The Report
: We are again approaching election-year economic apathy syndrome. There are huge social and economic challenges facing Israel, such as are we shortchanging civilian public spending in favor of unfettered defense spending? Are we cheating the long run, with savings and investment in the future very low? But as in the past, this election will focus largely on which political party can offer more defense and security.
Prof. Leiser, is there any way to restore social and economic issues to their rightful place in the political agenda? I note that most political parties do not even bother to write an economic platform any more.
Leiser: True, Israeli parties offer little by way of electoral platform. Benny Gantz just founded a new party, credited with impressive poll results, but, despite this, or because of it, even though he has kept mum about his views, or possibly thanks to this.
The way to move forward is by having specific advocacy groups demand commitment. One good candidate would be a group concerned with intergenerational fairness. Of course, such a group will need to include economically knowledgeable people to engage in fruitful debate, lest it be dismissed as useless trouble-makers who are best ignored.
The Report
: Political economists all over the world have been mourning the death of modern liberalism, as right-wing populists take power in the US, Hungary, Brazil and elsewhere. Liberalism is a political and moral philosophy based on liberty and equality, civil rights, democracy, secularism, gender equality, racial equality, internationalism, freedom of speech, freedom of the press, freedom of religion, and respect for human dignity. What role can economists play in seeking to stop the erosion of liberalism, and halt the rise of neo-fascist leaders?
Leiser: Too many people are willing to follow their first and superficial impulse about how to solve a given issue (e.g. respond to high rental prices by imposing price caps or offering subsidies) and fail to understand how politicians can turn their back on the “obvious” solution, the one so readily apparent to them, e.g. because supply and demand lead to unwanted outcomes.
Alas, populists are all too ready to pander to those views, the more so since populist discourse identifies the leaders with the people. This entails an embrace of superficiality – anything complex would make them look like the despised technocrats, whereas they present themselves as being one with the people.
I believe that the main thrust for educating the public must consist in developing an appreciation for complexity. Learning that simple solutions often have unexpected consequences and that many factors need to be considered when addressing a given problem. We are developing such a curriculum together with Prof. Carmela Aprea, from Mannheim University, Germany.

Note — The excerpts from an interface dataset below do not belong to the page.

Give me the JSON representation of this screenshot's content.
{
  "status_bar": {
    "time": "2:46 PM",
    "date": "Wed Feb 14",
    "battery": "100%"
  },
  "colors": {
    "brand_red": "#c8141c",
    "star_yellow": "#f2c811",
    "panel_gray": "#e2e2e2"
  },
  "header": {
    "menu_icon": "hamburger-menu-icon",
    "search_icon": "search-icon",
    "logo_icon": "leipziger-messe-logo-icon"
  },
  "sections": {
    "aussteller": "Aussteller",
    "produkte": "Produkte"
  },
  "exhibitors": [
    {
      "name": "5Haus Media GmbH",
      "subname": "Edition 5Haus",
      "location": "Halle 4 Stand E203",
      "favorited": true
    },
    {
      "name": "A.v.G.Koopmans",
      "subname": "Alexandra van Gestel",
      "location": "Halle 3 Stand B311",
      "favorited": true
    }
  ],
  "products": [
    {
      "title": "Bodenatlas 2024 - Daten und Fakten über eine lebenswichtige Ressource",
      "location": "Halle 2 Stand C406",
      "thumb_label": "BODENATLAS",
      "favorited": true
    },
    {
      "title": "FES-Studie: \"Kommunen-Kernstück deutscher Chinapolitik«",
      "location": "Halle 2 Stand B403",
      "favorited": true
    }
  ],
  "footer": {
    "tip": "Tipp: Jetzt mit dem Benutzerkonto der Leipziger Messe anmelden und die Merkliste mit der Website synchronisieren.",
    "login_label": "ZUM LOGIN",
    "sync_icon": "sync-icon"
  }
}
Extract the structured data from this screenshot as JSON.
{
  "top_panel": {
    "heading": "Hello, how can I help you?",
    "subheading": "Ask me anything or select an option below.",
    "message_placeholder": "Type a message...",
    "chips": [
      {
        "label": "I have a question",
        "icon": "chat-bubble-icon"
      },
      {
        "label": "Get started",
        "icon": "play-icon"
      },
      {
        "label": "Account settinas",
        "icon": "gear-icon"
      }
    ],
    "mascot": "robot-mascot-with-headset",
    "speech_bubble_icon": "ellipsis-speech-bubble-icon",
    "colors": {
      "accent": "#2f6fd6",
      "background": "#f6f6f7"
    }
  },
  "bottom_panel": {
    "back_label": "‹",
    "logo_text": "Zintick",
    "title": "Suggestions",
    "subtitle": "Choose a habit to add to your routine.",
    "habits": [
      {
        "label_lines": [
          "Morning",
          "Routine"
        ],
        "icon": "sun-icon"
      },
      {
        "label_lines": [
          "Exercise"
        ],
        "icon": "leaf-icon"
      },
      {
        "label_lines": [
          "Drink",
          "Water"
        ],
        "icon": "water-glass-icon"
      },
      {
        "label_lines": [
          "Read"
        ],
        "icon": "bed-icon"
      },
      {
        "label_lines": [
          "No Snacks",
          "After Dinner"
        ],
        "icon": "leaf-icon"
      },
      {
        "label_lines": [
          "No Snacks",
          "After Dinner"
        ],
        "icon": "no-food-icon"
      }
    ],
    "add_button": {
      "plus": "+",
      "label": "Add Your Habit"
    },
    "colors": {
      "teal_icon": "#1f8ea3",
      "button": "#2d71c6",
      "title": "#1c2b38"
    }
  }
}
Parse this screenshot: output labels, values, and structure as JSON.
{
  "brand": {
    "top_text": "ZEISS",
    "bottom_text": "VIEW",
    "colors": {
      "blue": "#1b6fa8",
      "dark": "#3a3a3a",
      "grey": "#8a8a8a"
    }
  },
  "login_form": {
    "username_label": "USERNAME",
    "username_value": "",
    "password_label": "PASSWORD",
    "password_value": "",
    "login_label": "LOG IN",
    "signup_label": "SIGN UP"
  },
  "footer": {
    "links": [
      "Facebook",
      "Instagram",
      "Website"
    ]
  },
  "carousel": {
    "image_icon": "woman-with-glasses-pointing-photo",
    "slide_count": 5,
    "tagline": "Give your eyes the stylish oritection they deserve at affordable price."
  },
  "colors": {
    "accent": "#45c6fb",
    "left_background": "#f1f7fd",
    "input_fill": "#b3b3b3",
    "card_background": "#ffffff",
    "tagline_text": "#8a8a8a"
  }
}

For a decade, I had the privilege of working with, and learning from, MIT Prof. Lester Thurow, who chaired the Technion Institute of Management. Thurow always described himself as an economic educator. His books explained complex issues clearly and understandably, without jargon, so those without advanced degrees in economics could grasp the main ideas. Thurow was a prophet of globalization and explained its costs and benefits lucidly.
In contrast, a study showed that “an average published paper (in an economics journal) includes more than 50 equations … and about two pieces of data analysis.” Economists speak math. Most ordinary people do not. Economists think math and hence oversimplify complex social issues, which cannot truly be encapsulated in mathematical models.
But it is beginning to dawn on us economists that we must mend our ways. How We Misunderstand Economics is a great
The writer heads the Zvi Griliches Research Data Center at S. Neaman Institute, Technion and blogs at
How We Misunderstand Economics and Why it Matters: The Psychology of Bias, Distortion and Conspiracy
David Leiser & Yhonatan Shemesh Tailor and Frances/Routledge, 2018 178 pages; $32.25